- Task:
The required answer is the data below, restated word for word with images omitted.

- Information supplied:

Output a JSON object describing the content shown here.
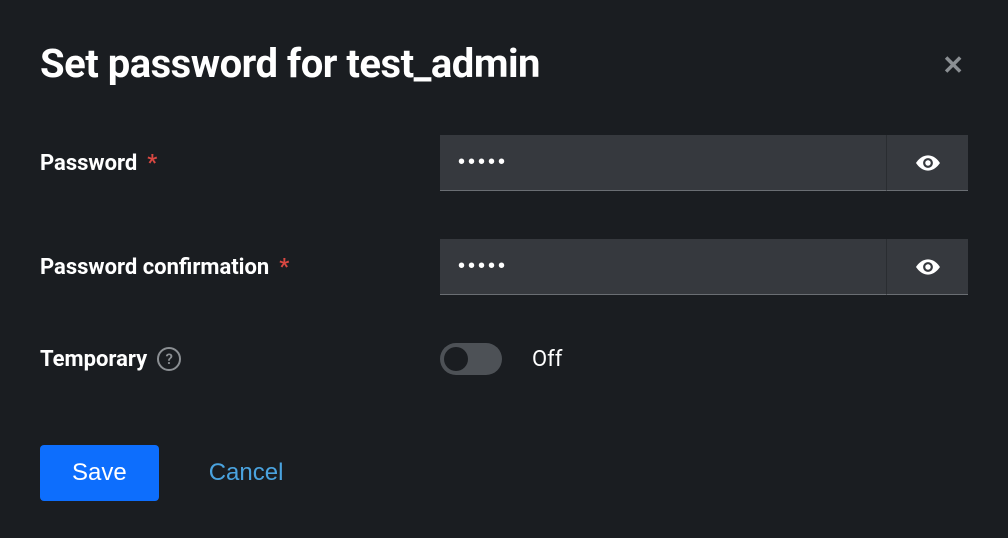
{
  "modal": {
    "title": "Set password for test_admin"
  },
  "form": {
    "password": {
      "label": "Password",
      "value": "•••••"
    },
    "passwordConfirm": {
      "label": "Password confirmation",
      "value": "•••••"
    },
    "temporary": {
      "label": "Temporary",
      "state": "Off",
      "on": false
    }
  },
  "buttons": {
    "save": "Save",
    "cancel": "Cancel"
  }
}
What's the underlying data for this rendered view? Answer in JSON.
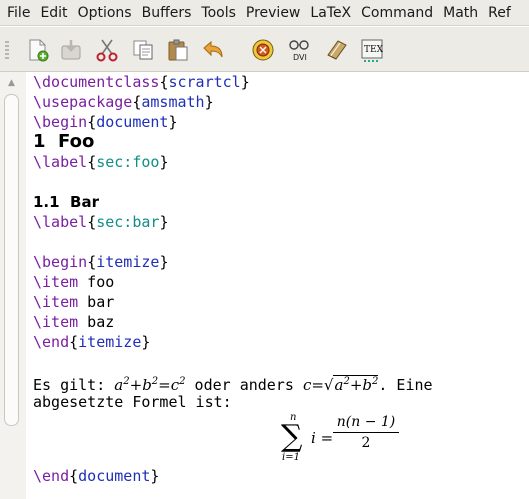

- Solution to this task:
Output a JSON object describing the content shown here.
{
  "modal": {
    "title": "Set password for test_admin"
  },
  "form": {
    "password": {
      "label": "Password",
      "value": "•••••"
    },
    "passwordConfirm": {
      "label": "Password confirmation",
      "value": "•••••"
    },
    "temporary": {
      "label": "Temporary",
      "state": "Off",
      "on": false
    }
  },
  "buttons": {
    "save": "Save",
    "cancel": "Cancel"
  }
}
What's the underlying data for this rendered view? Answer in JSON.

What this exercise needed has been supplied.